+++ DATA SUPPLIED +++

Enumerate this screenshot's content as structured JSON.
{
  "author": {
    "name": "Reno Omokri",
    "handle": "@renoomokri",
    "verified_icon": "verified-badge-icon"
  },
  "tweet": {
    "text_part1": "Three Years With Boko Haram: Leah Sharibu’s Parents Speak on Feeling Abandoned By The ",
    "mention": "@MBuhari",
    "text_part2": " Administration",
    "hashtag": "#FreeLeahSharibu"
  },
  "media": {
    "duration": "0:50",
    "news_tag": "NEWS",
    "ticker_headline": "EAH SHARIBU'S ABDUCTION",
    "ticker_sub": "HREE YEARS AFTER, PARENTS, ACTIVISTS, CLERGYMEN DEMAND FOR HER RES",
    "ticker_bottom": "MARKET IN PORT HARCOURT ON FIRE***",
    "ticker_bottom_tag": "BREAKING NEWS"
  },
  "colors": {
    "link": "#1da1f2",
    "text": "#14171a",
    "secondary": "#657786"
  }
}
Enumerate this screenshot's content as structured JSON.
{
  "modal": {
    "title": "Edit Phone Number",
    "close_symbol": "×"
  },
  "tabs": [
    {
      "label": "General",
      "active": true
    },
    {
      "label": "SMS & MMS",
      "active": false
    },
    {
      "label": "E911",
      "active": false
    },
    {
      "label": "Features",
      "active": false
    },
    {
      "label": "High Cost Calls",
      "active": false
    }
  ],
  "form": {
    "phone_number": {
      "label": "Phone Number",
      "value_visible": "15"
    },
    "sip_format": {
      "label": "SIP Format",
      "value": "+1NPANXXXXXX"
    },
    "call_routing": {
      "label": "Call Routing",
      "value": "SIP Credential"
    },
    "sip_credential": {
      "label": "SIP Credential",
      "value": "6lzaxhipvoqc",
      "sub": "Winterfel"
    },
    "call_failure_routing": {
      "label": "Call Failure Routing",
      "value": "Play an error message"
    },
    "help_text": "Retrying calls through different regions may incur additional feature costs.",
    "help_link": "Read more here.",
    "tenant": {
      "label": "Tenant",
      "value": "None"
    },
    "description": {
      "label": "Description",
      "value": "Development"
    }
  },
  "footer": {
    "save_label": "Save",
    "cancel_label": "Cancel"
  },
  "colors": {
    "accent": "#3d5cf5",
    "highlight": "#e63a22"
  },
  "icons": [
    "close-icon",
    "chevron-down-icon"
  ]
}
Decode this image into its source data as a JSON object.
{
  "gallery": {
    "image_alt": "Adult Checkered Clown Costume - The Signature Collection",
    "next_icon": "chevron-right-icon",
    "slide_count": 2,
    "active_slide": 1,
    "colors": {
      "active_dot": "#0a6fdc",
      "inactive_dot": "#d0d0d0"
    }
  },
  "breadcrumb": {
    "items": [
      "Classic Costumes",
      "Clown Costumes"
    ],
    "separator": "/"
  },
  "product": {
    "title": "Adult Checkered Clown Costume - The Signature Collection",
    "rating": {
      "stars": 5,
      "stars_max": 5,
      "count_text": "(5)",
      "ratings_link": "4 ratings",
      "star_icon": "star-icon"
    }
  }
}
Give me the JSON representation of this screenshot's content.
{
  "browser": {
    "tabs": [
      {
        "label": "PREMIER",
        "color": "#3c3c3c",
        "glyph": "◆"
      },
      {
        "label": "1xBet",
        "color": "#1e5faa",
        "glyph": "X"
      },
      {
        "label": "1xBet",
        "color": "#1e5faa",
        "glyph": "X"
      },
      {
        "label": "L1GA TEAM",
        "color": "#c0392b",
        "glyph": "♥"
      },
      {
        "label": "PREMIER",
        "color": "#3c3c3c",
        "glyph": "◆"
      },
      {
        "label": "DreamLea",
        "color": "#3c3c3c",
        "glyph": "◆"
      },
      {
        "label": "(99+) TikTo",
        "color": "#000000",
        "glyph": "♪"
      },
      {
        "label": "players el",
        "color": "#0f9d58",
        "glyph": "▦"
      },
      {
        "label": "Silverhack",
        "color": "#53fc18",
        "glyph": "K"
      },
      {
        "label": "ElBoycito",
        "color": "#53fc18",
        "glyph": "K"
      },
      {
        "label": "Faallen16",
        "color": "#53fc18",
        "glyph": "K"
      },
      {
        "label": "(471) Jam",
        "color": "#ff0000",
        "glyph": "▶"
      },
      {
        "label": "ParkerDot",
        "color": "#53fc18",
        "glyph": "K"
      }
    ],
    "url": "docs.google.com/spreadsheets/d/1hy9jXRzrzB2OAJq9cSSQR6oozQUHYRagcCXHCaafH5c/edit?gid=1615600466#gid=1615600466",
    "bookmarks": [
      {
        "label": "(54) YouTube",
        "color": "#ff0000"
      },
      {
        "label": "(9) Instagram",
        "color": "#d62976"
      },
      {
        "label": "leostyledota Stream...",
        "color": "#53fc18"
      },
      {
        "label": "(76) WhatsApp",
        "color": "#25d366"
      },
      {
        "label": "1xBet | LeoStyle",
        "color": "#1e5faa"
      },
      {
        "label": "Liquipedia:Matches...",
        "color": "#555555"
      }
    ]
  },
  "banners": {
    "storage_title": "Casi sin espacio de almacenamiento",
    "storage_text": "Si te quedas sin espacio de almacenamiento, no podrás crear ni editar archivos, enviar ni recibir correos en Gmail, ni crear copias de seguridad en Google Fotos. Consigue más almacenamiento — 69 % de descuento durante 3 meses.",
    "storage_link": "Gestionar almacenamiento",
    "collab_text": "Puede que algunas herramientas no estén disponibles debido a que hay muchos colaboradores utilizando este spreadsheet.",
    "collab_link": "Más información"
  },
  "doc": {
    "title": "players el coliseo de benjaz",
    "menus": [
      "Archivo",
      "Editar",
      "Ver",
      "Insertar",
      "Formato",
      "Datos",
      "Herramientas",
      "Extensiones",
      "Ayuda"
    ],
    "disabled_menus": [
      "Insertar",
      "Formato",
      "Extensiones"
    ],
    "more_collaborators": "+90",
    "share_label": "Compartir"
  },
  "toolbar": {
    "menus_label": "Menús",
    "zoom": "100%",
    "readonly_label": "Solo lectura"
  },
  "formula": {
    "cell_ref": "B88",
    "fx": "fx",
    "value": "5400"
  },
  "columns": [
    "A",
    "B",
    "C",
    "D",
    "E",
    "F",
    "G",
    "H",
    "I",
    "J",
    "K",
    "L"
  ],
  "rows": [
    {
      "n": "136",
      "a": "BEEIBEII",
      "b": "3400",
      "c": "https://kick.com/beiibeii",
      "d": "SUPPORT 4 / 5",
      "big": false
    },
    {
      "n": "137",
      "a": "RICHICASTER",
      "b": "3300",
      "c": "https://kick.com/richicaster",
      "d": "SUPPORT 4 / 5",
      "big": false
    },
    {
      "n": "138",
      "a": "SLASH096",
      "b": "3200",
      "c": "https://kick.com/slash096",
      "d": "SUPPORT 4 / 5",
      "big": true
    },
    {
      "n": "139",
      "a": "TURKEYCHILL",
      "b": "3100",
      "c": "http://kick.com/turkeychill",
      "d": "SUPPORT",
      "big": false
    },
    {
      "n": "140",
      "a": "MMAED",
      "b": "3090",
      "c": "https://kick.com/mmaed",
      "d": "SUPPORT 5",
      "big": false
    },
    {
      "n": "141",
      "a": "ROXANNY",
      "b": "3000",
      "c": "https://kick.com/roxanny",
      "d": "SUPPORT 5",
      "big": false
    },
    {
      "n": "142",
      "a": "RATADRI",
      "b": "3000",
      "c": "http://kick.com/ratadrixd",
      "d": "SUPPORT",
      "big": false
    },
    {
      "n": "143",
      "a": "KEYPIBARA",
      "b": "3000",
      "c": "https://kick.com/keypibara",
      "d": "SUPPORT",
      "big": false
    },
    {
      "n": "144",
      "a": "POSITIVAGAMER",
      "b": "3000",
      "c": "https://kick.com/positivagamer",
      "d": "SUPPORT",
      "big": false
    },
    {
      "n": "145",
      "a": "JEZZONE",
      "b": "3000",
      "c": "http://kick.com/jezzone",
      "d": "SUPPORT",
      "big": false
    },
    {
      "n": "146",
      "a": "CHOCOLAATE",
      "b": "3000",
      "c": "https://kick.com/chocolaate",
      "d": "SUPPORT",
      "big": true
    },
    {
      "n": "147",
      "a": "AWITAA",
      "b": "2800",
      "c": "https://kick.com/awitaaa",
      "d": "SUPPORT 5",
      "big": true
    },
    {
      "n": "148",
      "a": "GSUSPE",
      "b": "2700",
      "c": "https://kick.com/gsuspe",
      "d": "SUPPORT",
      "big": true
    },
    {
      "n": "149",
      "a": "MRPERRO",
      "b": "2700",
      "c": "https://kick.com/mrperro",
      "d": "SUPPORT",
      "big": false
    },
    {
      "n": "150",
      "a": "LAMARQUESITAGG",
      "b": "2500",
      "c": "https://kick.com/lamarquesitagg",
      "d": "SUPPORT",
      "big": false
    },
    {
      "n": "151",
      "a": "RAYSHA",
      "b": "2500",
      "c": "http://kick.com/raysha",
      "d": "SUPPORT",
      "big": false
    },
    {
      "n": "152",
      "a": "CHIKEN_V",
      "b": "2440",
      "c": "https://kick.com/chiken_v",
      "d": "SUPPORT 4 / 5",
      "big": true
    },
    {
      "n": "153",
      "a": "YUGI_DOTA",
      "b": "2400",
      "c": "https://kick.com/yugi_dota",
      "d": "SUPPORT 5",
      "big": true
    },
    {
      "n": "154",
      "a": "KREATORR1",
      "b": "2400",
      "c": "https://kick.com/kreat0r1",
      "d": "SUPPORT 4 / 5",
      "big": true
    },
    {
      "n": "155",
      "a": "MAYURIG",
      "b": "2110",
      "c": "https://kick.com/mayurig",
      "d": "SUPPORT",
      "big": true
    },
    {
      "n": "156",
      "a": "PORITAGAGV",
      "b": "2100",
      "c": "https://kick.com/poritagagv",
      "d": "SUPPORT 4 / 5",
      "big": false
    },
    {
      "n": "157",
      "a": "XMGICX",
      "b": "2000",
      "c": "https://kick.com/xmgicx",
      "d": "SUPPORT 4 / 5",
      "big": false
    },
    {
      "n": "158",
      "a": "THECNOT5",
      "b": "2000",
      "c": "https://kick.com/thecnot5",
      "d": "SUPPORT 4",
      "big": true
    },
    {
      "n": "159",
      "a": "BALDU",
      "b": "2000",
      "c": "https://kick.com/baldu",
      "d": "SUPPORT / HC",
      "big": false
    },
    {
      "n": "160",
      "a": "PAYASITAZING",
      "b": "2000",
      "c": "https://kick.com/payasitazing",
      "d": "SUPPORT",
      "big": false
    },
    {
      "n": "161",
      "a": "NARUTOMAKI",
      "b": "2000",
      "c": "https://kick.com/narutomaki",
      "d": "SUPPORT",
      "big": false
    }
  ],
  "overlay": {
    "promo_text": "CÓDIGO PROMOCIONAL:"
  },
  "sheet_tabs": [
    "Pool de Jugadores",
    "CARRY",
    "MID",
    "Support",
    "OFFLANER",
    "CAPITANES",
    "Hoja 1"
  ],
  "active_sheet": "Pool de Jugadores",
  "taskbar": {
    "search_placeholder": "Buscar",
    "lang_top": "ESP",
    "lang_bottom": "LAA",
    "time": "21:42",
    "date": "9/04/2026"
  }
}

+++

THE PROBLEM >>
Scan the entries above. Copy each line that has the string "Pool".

RESULT BELOW >>
    "Pool de Jugadores",
  "active_sheet": "Pool de Jugadores",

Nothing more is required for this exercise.